- [What you are asked to do]:
Answer with a number only, stating how many lines of the records hold the word "Give".

Items from an interface collection

+--

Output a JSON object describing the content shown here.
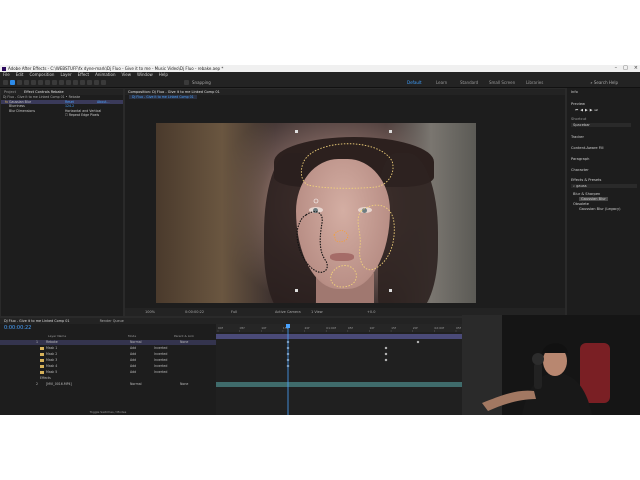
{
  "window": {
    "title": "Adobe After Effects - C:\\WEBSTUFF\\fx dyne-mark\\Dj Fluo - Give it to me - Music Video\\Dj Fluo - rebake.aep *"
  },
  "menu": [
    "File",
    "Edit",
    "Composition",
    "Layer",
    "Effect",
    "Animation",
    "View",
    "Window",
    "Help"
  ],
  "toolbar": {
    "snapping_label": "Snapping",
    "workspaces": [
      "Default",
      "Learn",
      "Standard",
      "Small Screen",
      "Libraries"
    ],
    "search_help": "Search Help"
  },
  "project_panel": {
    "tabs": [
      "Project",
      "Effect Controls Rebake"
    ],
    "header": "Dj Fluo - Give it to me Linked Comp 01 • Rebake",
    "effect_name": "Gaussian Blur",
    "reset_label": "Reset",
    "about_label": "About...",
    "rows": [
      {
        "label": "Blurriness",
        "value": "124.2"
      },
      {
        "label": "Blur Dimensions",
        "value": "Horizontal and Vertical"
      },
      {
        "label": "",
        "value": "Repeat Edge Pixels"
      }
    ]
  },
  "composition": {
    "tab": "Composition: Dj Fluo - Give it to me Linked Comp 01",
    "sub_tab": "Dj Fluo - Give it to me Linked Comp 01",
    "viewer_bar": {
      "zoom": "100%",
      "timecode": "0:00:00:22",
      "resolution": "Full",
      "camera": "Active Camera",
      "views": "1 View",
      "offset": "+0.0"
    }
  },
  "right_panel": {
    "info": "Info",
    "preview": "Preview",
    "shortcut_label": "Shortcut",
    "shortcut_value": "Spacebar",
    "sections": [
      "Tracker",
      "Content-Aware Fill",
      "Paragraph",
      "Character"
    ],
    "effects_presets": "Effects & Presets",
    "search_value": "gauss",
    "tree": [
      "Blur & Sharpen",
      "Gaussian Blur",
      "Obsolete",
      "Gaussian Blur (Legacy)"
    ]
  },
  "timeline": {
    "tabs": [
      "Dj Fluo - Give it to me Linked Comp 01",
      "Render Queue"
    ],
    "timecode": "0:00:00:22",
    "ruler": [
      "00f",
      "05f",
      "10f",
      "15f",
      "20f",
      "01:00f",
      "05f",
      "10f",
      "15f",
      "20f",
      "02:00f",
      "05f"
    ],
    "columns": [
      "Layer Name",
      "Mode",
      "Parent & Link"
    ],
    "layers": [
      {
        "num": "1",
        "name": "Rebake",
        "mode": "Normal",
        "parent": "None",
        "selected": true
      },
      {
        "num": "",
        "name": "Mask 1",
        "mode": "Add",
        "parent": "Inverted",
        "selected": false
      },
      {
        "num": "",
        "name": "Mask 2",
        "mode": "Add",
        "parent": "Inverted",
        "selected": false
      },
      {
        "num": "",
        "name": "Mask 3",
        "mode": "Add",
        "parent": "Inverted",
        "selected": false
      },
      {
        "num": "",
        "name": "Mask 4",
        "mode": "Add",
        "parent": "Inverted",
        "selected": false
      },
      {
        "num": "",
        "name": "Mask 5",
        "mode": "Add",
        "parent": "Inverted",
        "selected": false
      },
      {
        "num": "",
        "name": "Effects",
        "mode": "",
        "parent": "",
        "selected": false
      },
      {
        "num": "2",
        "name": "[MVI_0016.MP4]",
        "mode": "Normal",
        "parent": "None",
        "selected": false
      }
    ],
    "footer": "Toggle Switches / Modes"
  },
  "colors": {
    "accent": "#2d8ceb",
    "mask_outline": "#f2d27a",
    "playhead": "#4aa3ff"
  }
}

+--

- [Response to the task]:
5